──────── Given entries ────────
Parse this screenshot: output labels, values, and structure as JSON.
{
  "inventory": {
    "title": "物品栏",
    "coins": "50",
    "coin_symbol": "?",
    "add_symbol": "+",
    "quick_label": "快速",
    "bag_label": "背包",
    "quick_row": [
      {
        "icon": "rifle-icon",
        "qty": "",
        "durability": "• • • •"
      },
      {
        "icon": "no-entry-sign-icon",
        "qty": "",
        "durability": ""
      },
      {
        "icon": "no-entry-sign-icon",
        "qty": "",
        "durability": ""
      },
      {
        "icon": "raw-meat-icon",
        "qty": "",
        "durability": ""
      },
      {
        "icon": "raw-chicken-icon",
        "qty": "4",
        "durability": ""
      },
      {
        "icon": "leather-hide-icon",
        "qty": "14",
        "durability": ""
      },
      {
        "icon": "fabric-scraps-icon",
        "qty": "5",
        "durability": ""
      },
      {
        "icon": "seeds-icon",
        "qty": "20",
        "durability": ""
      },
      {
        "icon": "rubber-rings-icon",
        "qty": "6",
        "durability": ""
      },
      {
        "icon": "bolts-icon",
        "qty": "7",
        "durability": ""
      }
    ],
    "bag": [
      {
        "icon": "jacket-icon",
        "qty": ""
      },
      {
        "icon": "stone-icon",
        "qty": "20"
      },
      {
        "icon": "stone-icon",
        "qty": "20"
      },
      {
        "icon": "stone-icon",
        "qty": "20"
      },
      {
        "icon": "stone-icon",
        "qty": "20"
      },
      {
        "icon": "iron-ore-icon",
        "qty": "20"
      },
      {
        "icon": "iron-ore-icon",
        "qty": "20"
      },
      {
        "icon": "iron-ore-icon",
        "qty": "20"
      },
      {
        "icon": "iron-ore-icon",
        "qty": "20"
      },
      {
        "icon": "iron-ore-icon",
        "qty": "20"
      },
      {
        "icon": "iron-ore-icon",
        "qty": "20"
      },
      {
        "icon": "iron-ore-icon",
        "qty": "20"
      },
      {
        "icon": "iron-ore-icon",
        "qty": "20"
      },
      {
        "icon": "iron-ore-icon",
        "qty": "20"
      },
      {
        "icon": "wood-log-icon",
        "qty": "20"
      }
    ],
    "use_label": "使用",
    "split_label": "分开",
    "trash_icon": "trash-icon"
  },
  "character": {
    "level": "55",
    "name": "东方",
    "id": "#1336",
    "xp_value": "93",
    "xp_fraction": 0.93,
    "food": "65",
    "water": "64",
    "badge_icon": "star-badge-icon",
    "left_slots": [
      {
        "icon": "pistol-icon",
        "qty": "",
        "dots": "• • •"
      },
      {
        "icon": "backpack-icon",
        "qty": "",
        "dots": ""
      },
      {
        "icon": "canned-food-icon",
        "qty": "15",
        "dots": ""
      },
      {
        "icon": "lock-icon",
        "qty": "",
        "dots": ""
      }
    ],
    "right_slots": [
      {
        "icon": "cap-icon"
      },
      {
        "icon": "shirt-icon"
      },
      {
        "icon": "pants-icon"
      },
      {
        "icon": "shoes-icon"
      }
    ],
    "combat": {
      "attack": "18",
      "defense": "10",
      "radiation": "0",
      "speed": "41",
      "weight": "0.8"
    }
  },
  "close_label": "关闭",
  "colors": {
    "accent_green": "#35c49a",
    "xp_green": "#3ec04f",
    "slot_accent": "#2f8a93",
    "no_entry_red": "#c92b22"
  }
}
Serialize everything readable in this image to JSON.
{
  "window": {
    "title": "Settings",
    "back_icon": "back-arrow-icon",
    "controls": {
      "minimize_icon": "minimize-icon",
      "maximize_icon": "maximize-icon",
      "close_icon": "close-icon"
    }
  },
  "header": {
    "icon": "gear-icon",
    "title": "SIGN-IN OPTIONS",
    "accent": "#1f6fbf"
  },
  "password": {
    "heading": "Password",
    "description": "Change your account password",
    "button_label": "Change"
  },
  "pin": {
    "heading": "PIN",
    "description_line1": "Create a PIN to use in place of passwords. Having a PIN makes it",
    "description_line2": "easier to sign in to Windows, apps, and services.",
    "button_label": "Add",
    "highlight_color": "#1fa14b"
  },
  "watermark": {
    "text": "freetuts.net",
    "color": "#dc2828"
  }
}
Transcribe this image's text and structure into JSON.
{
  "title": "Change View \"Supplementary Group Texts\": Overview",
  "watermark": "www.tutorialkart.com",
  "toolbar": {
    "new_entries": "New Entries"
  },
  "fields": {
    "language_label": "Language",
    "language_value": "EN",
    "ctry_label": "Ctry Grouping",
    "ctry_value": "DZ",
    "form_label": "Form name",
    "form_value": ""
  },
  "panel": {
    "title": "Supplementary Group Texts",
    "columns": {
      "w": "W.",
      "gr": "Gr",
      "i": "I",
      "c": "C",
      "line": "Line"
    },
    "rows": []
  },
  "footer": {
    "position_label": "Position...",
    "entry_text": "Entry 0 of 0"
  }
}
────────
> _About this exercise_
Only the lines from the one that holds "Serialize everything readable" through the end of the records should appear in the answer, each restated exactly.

> _Task solution_
Serialize everything readable in this image to JSON.
{
  "window": {
    "title": "Settings",
    "back_icon": "back-arrow-icon",
    "controls": {
      "minimize_icon": "minimize-icon",
      "maximize_icon": "maximize-icon",
      "close_icon": "close-icon"
    }
  },
  "header": {
    "icon": "gear-icon",
    "title": "SIGN-IN OPTIONS",
    "accent": "#1f6fbf"
  },
  "password": {
    "heading": "Password",
    "description": "Change your account password",
    "button_label": "Change"
  },
  "pin": {
    "heading": "PIN",
    "description_line1": "Create a PIN to use in place of passwords. Having a PIN makes it",
    "description_line2": "easier to sign in to Windows, apps, and services.",
    "button_label": "Add",
    "highlight_color": "#1fa14b"
  },
  "watermark": {
    "text": "freetuts.net",
    "color": "#dc2828"
  }
}
Transcribe this image's text and structure into JSON.
{
  "title": "Change View \"Supplementary Group Texts\": Overview",
  "watermark": "www.tutorialkart.com",
  "toolbar": {
    "new_entries": "New Entries"
  },
  "fields": {
    "language_label": "Language",
    "language_value": "EN",
    "ctry_label": "Ctry Grouping",
    "ctry_value": "DZ",
    "form_label": "Form name",
    "form_value": ""
  },
  "panel": {
    "title": "Supplementary Group Texts",
    "columns": {
      "w": "W.",
      "gr": "Gr",
      "i": "I",
      "c": "C",
      "line": "Line"
    },
    "rows": []
  },
  "footer": {
    "position_label": "Position...",
    "entry_text": "Entry 0 of 0"
  }
}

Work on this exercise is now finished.